How long does it take to play Carcassonne?
This depends on how many expansions you have, if at all. The original game consists of 72 tiles, including the starting tile, so between two people, that doesn’t make for a very long game, but it’s still an interesting one. On the other hand, two players with several expansions can play for hours and rack up hundreds of points in a single game.
How many expansions are there for Carcassonne?
Although there are only a few mentioned in the strategies, there are currently more than 30 full expansions and mini-expansions, along with several spinoff games. It’s possible to buy these separately after picking up the base game, but there are also sets that include the original game and a selection of expansions.
What’s the best expansion for Carcassonne?
This depends entirely on personal preference and individual play style.
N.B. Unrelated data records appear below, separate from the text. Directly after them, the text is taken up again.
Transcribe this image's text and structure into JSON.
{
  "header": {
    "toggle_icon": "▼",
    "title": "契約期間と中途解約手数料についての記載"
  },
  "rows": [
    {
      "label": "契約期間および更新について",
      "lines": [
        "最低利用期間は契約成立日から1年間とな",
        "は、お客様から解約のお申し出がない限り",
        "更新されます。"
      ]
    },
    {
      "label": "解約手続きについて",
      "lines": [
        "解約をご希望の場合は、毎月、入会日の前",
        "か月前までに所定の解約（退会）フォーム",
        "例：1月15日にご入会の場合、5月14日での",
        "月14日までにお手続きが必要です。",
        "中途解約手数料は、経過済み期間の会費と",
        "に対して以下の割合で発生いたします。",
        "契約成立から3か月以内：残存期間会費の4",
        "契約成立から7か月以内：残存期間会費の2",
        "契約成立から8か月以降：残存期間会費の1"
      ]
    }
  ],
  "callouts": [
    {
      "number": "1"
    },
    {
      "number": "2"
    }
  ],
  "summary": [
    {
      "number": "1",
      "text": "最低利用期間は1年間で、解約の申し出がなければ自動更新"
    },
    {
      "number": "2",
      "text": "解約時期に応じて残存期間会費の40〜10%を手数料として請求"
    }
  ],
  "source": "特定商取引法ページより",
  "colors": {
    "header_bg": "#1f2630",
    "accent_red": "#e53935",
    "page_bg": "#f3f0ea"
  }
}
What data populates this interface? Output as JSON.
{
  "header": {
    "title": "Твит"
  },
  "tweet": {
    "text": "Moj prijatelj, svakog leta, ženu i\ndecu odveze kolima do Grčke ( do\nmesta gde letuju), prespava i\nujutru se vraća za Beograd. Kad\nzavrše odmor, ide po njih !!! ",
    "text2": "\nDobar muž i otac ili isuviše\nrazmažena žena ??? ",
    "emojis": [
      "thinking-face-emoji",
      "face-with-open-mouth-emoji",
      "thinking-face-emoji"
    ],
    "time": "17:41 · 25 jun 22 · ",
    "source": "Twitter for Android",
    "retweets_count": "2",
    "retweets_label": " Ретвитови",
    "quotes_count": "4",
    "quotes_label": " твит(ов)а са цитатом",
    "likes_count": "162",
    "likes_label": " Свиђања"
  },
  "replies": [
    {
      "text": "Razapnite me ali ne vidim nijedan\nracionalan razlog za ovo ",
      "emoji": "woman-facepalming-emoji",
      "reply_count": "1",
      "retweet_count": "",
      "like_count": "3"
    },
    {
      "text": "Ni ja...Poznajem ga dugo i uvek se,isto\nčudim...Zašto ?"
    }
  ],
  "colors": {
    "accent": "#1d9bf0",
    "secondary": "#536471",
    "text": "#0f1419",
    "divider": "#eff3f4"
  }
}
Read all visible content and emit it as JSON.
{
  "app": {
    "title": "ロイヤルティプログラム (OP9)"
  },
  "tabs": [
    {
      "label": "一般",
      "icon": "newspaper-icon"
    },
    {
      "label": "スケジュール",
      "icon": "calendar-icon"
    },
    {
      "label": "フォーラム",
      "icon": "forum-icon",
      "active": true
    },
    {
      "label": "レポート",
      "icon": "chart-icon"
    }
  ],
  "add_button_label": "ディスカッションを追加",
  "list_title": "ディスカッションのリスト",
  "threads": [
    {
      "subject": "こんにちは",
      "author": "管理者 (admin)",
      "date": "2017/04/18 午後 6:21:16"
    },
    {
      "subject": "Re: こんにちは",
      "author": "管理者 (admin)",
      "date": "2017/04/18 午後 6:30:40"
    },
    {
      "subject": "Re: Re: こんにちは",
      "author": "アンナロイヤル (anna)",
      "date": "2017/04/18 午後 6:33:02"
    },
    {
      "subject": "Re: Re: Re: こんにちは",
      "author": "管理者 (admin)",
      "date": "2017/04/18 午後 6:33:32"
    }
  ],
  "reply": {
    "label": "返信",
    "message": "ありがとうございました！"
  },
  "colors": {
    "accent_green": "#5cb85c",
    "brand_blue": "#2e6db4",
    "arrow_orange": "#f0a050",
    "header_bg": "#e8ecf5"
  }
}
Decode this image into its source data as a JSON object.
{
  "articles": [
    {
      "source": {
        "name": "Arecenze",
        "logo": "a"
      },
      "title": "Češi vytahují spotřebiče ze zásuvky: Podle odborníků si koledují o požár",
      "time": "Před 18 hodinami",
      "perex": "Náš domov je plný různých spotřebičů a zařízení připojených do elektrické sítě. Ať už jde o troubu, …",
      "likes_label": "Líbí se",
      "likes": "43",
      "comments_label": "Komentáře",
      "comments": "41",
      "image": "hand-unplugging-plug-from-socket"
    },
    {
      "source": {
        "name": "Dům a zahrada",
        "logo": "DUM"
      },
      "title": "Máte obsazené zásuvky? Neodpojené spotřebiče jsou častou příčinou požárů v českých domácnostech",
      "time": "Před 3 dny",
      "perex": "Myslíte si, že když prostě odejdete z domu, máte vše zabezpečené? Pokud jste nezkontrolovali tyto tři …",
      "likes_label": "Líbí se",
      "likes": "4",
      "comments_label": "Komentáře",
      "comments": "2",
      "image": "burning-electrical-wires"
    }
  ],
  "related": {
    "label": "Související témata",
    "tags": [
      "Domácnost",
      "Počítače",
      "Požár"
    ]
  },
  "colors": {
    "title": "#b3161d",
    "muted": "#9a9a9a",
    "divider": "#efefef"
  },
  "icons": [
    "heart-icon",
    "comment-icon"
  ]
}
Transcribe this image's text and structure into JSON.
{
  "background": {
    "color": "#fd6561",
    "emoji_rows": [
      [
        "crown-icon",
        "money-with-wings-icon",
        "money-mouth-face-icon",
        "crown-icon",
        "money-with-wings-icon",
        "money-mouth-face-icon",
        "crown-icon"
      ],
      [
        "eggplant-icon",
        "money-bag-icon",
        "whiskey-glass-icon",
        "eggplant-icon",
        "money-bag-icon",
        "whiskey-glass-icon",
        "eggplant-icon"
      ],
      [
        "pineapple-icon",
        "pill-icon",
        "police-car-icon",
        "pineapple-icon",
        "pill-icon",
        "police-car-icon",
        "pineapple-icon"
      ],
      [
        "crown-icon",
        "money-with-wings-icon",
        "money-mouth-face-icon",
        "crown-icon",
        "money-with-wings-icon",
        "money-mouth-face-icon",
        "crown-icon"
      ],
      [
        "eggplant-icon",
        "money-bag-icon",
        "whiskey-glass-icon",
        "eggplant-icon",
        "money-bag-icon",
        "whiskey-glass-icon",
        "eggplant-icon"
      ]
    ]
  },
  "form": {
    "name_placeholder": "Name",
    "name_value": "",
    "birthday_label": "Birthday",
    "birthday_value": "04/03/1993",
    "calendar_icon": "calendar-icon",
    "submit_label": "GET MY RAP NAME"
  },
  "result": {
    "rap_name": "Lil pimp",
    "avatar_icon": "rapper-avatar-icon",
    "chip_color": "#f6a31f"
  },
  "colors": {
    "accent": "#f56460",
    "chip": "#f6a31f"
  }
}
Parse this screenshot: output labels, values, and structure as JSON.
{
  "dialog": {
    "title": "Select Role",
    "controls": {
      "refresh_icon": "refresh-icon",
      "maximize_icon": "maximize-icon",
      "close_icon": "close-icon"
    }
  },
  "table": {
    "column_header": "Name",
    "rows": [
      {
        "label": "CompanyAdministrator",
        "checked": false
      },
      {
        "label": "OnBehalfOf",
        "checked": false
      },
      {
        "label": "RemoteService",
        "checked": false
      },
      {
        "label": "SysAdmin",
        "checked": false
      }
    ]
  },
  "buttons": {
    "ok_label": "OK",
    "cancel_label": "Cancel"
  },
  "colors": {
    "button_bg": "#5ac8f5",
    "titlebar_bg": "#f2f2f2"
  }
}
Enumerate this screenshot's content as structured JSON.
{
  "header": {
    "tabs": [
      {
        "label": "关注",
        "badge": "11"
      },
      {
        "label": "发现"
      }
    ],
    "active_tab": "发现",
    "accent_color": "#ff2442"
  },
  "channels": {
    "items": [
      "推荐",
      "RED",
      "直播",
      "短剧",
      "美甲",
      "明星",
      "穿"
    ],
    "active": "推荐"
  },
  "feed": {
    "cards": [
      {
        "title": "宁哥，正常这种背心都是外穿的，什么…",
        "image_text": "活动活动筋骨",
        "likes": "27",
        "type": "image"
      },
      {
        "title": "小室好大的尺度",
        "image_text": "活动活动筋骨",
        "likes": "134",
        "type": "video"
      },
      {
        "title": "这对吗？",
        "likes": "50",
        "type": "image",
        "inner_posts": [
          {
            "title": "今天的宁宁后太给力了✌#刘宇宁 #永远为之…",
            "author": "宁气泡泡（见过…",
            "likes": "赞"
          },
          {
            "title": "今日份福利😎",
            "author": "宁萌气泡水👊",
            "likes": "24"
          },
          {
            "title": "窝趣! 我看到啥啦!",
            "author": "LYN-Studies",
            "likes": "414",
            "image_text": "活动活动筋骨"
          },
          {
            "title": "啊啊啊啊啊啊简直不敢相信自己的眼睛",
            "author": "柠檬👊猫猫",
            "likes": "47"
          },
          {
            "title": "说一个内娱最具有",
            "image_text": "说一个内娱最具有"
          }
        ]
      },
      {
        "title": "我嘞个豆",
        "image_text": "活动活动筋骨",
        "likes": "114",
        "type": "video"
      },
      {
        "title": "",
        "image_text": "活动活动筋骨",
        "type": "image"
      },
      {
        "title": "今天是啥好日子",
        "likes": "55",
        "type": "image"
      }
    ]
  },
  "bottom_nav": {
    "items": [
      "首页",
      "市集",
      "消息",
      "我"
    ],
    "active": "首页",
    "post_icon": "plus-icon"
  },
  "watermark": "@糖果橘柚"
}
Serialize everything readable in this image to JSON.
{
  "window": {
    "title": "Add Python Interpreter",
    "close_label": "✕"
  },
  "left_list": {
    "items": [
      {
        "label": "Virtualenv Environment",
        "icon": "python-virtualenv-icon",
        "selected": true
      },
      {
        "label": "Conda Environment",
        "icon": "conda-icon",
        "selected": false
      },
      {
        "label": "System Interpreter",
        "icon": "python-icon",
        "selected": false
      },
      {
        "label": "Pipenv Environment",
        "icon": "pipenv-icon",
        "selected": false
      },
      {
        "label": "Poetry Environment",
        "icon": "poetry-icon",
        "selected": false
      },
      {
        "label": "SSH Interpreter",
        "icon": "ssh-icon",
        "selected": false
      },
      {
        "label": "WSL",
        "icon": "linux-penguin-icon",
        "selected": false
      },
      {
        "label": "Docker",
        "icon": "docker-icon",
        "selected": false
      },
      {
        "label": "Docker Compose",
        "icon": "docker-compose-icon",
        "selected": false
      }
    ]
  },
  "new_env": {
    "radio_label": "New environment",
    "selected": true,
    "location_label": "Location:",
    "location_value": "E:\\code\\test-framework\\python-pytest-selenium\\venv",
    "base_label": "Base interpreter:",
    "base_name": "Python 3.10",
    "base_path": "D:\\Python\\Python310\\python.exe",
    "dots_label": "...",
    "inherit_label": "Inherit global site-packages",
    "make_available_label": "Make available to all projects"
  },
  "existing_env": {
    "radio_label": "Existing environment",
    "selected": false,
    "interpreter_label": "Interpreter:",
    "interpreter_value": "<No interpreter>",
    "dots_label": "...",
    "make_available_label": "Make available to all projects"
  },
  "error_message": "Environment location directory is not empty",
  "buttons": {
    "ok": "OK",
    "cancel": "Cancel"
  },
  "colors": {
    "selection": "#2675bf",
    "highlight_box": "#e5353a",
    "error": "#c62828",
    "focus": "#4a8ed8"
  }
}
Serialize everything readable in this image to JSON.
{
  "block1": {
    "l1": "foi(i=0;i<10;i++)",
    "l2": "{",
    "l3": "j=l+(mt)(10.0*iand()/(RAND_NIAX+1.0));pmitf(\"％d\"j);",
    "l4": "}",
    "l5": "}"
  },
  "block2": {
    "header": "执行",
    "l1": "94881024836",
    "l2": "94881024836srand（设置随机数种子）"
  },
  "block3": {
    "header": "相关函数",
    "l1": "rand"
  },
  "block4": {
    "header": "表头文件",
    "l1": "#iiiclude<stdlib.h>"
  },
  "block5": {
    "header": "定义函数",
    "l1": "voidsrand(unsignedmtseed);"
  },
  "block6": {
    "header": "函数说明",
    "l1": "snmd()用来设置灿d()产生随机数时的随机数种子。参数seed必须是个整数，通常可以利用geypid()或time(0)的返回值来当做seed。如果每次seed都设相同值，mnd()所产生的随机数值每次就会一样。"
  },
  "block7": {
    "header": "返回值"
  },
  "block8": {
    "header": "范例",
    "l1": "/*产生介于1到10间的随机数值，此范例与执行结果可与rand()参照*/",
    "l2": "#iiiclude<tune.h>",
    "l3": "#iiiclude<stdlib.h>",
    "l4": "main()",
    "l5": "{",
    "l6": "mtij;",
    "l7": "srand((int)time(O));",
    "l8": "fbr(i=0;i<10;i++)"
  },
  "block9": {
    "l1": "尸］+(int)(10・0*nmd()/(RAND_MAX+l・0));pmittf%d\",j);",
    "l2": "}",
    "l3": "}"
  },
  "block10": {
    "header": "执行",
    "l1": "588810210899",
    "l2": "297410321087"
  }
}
Do you prefer longer games, games with higher scores, or shorter games? Some variations focus more on the medieval siege motif, while others include incentives like gold or trade goods for players to collect, adding to the choices.
Last update on 2024-02-24 / Affiliate links / Images from Amazon Product Advertising API